Whatever theory you subscribe to, the juxtaposition with the sleek new wave of Red Rider’s ‘Lunatic Fringe’ represents Rick’s stylish Florida world with Ghostface’s ‘Born Killer’ representing the hard-scrabble grind of the Williams’ Compton is an effective 180-degree turn.
3. ‘The Gambler’ – Kenny Rogers
This is the film’s single most effective use of music, even more so than the Nina Simone needle drop. To have Richard Williams, a Black man obsessed with tennis and putting all his energy towards getting his daughters within the elitist country club world, sing along to one of the whitest songs ever written is just pure cinematic genius.

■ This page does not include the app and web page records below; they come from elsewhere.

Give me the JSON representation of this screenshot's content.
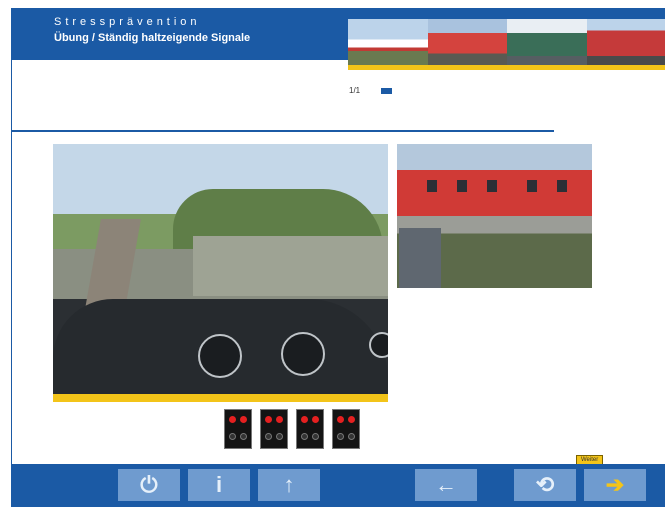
{
  "header": {
    "title": "Stressprävention",
    "subtitle": "Übung / Ständig haltzeigende Signale"
  },
  "page_indicator": "1/1",
  "signals": {
    "count": 4
  },
  "nav": {
    "power": "⏻",
    "info": "i",
    "up": "↑",
    "back": "←",
    "reload": "⟲",
    "next": "➔",
    "next_tooltip": "Weiter"
  },
  "colors": {
    "primary": "#1b5aa5",
    "accent": "#f3c419",
    "button": "#6f9bcf"
  }
}
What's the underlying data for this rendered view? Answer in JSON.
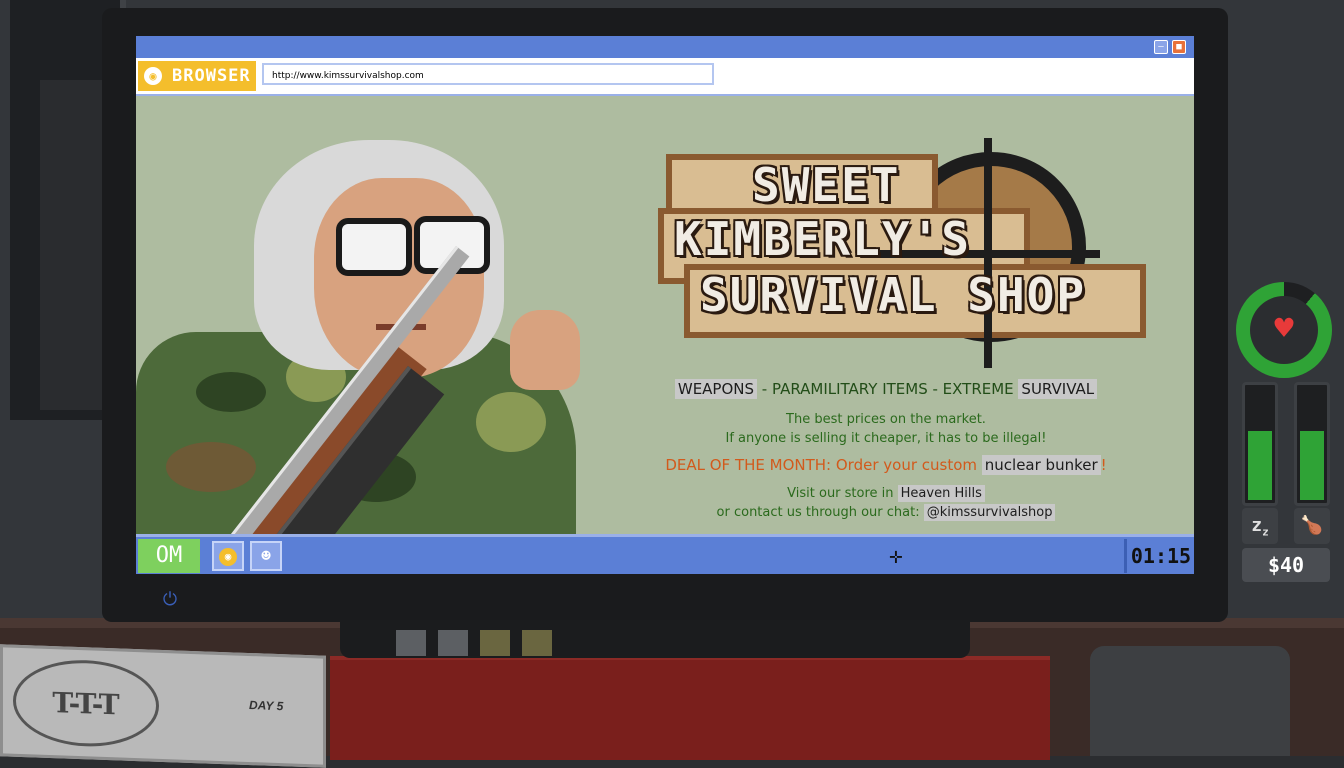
{
  "browser": {
    "tab_label": "BROWSER",
    "url": "http://www.kimssurvivalshop.com"
  },
  "page": {
    "logo": {
      "line1": "SWEET",
      "line2": "KIMBERLY'S",
      "line3": "SURVIVAL SHOP"
    },
    "tagline": {
      "part1": "WEAPONS",
      "sep1": " - PARAMILITARY ITEMS - EXTREME ",
      "part2": "SURVIVAL"
    },
    "best_prices": "The best prices on the market.",
    "cheaper": "If anyone is selling it cheaper, it has to be illegal!",
    "deal_prefix": "DEAL OF THE MONTH: Order your custom ",
    "deal_item": "nuclear bunker",
    "deal_suffix": "!",
    "visit_prefix": "Visit our store in ",
    "visit_place": "Heaven Hills",
    "contact_prefix": "or contact us through our chat: ",
    "contact_handle": "@kimssurvivalshop"
  },
  "taskbar": {
    "start_label": "OM",
    "clock": "01:15"
  },
  "hud": {
    "money": "$40",
    "health_fraction": 0.89,
    "sleep_fraction": 0.62,
    "hunger_fraction": 0.62,
    "sleep_icon": "zz-icon",
    "hunger_icon": "drumstick-icon"
  },
  "newspaper": {
    "masthead": "T-T-T",
    "day": "DAY 5"
  },
  "colors": {
    "titlebar": "#5b7fd6",
    "browser_tab": "#f4be2c",
    "page_bg": "#aebca0",
    "health_green": "#2fa336",
    "deal_orange": "#d25a1c"
  }
}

Kenny Rogers’ ‘The Gambler’ could be more surface level, like Richard gambling his future on the success of his daughters, but to see this man struggle with black identity throughout the entire film makes his sing-along all the more satisfying. He can enjoy the things he likes, whether it’s tennis or country music, without having to fit them into what might traditionally be seen as being a white man’s interest.

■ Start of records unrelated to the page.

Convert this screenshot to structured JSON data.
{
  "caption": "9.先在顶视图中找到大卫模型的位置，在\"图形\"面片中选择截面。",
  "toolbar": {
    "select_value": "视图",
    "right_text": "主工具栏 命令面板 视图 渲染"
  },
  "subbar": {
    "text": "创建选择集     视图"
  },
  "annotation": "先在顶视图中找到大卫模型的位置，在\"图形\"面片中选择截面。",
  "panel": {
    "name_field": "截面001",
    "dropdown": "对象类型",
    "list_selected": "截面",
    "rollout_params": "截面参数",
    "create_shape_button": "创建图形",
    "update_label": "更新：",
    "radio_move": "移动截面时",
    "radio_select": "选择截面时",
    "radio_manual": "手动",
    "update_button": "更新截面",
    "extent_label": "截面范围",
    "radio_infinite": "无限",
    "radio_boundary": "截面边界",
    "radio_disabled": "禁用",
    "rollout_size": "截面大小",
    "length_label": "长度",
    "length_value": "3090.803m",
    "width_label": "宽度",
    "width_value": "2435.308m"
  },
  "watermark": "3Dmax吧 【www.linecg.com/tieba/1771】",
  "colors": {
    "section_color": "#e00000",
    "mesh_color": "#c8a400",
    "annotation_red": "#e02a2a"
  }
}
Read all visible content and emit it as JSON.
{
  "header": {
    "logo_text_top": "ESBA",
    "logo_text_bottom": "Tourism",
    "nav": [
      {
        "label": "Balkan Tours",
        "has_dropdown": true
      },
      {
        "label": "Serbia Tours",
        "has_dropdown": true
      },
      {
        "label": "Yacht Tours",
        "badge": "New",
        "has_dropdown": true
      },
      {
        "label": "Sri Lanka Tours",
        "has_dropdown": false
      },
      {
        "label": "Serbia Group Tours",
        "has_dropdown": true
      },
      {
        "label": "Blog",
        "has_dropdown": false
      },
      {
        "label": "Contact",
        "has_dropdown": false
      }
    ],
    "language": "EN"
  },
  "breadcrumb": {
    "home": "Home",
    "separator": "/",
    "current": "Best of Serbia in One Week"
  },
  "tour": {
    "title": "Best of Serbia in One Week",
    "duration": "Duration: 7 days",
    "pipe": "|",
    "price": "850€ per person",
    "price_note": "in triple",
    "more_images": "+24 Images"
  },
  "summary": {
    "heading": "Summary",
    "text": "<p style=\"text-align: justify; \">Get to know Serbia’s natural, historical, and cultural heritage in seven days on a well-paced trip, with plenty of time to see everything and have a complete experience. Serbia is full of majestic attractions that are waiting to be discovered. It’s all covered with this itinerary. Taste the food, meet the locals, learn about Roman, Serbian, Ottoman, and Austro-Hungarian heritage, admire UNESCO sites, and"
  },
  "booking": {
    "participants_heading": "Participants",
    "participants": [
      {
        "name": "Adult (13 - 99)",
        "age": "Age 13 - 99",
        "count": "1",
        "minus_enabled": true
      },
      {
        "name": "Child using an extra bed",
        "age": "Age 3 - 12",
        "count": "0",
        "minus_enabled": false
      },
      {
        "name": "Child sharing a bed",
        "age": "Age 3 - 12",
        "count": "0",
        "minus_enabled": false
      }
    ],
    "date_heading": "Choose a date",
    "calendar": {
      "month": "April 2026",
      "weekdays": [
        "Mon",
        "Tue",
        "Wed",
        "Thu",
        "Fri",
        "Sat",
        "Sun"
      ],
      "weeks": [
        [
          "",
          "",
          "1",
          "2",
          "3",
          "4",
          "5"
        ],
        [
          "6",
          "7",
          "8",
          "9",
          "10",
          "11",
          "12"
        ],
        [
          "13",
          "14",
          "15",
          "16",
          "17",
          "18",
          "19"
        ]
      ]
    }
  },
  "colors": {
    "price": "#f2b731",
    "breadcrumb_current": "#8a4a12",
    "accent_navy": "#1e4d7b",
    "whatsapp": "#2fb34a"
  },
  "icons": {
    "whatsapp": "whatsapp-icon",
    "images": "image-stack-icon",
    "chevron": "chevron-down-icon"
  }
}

4. ‘Plush’ – Stone Temple Pilots
Is there any other song in the world that sums up 1993 more than Stone Temple Pilots’ grunge-aping ‘Plush’? I happen to be an STP defender, and I think they’re one of the more underrated bands of the ’90s and, much to my joy, ‘Plush’ gets played when the Williams sisters arrive at Rick Macci’s camp in Florida.
Is this supposed to be Rick’s go-to jam? Is it just to remind us that the year is 1993, even though the Williams family moved to Florida in 1990? This is one of the more confounding choices for the film, and I’m sure whoever picked ‘Plush’ wasn’t giving it as much thought as I am at this current moment, but that doesn’t give me any solace.
5. ‘Welcome to Paradise’ – Green Day
This was the choice that I could go one of two ways with, and my attempts to interpret its meaning within the scene has led me to these conclusions:
- The song is meant to place you squarely within a kid’s mindset in 1994, just as Venus is turning 14 and beginning to turn pro.
- The song works as a sarcastic comment on Rick Macci’s camp and/or the training process that Venus’ father is putting her through.
I’m definitely leaning towards the former: Venus is a young kid who wants some kind of emancipation from her father’s strict guidance plan, just like how the song’s lyrics detail leaving home for the first time.
The year of the song’s release lines up with Venus’ age, and so does the message, but would a kid who was singing Whitney Houston just a short time before really be sticking her tongue out with punk rock? Probably not, but the effect is all the same – Richard lets go of some of his control, and Venus begins to make decisions for herself.